Because I was a teacher, I would always tell my children that they should be role models for other people. I did my best to teach them this by being the person that I wanted them to become and just being a good person in my day-to-day life. And to this day I feel that they still have this mindset, which I am very relieved about. 

What does it mean for you to live a meaningful life? (의미있는 인생을 산다는 것은 무엇을 의미합니까?)

I think you have lived a meaningful life if you have been able to fulfill your goals and desires. I’m still in the progress of working towards that to this day. For example, my main goal right now is to be healthy. I do this by playing tennis every morning reading lots of books, and staying at home as much as possible, especially at this time. My philosophy is that taking care of your body creates the fruit of a meaningful life. When I was younger, my main focus was studying hard in school getting good grades, because that was what my parents wanted. Now I think that being healthy is the best because if I am unwell, I can’t go out and discover the purpose of my existence, I can’t meet and communicate with my children, and I can’t be the best grandparent that I can be to my grandchildren. When my grandchildren say “Grandpa, Grandpa” I want to be able to respond and say “I love you” to them. If I am sick, I can’t do any of that.

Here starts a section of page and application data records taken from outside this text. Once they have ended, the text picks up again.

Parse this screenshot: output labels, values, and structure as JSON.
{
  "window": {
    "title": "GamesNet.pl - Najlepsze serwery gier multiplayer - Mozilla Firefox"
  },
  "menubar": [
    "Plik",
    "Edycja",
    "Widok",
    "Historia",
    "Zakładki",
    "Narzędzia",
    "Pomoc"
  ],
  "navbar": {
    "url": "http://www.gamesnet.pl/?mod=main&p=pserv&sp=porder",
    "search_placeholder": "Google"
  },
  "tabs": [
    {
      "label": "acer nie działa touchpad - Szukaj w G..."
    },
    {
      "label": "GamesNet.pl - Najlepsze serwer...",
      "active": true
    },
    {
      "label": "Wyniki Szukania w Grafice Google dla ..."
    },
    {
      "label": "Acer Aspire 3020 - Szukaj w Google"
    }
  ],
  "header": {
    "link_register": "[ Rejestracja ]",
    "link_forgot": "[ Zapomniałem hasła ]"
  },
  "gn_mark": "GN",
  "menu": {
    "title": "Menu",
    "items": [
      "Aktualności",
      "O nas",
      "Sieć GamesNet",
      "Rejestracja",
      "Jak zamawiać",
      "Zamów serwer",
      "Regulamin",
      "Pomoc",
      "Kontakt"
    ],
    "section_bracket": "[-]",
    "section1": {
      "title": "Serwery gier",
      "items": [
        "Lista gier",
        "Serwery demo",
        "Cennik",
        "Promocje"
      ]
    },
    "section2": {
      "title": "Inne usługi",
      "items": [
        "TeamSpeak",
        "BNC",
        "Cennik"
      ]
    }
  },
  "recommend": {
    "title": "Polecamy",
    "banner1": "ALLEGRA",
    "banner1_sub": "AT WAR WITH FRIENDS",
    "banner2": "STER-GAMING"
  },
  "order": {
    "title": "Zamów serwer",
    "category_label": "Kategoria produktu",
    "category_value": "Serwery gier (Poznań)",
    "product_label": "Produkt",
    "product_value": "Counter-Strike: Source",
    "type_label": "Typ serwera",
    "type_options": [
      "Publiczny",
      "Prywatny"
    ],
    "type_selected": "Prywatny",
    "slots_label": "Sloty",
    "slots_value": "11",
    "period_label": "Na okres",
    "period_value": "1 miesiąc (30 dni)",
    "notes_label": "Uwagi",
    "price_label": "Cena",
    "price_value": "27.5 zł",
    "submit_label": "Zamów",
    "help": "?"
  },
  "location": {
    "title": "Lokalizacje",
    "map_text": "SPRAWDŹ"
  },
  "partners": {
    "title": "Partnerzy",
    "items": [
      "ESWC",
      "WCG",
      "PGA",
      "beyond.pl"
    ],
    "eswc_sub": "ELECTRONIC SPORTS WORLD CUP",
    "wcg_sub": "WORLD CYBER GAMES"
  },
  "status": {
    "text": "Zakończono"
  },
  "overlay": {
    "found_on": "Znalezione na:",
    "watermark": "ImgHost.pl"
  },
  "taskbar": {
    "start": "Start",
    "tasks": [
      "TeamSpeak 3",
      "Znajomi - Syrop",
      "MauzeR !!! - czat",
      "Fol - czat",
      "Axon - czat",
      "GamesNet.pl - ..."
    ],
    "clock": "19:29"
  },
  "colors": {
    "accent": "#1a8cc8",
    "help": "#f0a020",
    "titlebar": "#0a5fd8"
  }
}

I can’t say for sure if I have been able to lead a meaningful life, but I think that I am going in the right direction. I’ve been going towards the goal. What I mean to say is that I don’t have any regrets in my life.

*Gilbert wished to keep his image private, so this is an anonymous photo.